# Exercise details
Please copy every line below that contains the string "kind".

[Items from an interface collection]
++++++++++++++++++++

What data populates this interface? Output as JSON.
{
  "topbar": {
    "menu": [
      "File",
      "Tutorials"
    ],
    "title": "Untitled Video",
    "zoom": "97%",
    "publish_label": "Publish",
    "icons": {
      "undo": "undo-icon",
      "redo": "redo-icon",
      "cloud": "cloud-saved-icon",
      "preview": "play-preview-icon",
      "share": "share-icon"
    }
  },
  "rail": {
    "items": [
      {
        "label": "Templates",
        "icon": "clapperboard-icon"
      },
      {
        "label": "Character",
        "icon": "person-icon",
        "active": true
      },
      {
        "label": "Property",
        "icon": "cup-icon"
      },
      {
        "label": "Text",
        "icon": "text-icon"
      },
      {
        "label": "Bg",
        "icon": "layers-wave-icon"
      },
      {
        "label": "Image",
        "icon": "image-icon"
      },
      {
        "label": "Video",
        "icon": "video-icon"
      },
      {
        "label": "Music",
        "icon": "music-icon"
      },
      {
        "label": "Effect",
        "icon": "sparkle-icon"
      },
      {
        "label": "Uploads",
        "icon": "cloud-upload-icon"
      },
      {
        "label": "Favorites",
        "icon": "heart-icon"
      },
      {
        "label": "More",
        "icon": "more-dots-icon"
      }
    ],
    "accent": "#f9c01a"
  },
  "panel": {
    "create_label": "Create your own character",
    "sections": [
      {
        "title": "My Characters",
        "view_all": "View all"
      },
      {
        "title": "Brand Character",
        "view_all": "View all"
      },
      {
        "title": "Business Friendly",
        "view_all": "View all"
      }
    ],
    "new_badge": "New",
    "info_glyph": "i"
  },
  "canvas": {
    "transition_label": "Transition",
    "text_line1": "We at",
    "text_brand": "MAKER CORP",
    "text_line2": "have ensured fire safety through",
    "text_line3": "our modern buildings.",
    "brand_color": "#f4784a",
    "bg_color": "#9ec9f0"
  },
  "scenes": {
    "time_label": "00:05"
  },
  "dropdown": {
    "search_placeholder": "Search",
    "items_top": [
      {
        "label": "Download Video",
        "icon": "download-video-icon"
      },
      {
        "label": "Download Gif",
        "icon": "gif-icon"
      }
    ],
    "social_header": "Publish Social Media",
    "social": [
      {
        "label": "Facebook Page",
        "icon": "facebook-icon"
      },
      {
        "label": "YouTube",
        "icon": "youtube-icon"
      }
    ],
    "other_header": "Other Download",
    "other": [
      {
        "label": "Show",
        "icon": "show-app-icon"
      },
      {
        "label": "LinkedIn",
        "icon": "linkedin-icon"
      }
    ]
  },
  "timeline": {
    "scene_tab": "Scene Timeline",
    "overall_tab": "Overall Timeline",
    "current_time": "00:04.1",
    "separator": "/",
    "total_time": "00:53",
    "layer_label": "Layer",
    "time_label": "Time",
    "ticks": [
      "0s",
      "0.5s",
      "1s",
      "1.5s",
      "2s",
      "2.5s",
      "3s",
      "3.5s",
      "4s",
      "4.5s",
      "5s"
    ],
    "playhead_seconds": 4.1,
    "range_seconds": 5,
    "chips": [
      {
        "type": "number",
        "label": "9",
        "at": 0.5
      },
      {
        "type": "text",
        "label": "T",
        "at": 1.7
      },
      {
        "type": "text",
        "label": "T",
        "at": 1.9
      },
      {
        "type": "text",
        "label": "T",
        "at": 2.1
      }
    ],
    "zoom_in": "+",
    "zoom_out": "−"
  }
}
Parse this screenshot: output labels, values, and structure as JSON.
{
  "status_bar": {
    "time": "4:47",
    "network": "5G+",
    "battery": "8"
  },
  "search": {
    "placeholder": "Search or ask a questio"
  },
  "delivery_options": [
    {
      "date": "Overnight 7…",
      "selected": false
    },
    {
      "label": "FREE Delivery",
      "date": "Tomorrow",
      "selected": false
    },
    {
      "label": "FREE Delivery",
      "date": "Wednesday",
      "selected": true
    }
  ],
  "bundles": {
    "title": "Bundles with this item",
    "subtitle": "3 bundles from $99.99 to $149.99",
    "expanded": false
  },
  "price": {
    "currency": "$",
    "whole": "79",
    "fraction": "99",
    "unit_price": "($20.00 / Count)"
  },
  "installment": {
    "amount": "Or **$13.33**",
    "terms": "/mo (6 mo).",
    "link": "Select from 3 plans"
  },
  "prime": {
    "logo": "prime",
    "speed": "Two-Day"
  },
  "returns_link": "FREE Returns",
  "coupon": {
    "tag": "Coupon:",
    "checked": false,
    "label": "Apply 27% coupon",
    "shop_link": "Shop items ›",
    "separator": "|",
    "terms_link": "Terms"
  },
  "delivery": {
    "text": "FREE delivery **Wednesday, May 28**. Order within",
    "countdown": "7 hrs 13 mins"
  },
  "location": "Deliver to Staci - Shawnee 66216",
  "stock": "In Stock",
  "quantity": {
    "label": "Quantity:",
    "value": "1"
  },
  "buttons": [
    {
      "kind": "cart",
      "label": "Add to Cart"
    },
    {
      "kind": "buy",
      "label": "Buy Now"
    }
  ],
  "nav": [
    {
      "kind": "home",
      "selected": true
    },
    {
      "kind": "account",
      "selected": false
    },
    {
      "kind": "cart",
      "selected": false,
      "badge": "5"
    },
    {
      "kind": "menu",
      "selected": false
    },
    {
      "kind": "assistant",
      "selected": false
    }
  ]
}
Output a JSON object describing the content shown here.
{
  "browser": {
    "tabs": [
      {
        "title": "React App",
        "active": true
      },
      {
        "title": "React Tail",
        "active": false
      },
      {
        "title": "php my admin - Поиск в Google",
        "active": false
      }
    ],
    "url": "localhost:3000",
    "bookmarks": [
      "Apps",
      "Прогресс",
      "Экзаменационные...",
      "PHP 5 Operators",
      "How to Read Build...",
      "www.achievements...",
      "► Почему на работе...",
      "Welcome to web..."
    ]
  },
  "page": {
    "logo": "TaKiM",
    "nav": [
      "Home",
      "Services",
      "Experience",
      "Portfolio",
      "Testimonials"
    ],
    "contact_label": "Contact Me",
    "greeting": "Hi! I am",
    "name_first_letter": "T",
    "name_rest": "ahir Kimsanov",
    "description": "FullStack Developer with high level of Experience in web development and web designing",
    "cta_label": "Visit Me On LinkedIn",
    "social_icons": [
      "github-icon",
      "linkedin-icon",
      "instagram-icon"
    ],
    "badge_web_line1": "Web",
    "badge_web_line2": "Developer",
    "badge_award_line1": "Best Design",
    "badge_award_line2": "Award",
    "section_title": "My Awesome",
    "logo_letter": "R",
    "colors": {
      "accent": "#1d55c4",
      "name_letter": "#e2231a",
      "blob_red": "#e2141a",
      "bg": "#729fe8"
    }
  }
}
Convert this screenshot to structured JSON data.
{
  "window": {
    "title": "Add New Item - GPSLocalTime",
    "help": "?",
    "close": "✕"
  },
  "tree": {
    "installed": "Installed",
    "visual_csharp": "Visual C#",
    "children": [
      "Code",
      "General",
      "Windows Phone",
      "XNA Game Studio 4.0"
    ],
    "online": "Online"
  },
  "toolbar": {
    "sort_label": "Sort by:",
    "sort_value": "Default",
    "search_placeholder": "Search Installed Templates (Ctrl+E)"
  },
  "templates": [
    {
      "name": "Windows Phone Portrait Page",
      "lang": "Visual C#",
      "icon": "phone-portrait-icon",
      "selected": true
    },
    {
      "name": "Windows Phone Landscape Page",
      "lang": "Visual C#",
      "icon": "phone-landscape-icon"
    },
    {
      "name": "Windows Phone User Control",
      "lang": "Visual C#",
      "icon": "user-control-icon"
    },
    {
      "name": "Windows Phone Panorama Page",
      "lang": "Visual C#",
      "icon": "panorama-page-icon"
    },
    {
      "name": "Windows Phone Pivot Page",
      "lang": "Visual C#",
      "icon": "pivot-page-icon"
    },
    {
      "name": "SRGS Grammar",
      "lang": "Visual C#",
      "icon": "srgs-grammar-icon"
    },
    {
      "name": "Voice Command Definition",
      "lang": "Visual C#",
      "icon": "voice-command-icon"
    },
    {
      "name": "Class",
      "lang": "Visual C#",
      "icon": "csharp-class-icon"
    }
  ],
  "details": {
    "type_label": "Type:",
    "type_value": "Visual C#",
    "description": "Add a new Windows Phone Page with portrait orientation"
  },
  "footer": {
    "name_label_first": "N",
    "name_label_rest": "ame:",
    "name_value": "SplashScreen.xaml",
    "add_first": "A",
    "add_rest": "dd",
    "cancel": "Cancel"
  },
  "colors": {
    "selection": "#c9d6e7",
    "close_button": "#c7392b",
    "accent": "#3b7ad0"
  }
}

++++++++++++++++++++

# Problem solution
      "kind": "cart",
      "kind": "buy",
      "kind": "home",
      "kind": "account",
      "kind": "cart",
      "kind": "menu",
      "kind": "assistant",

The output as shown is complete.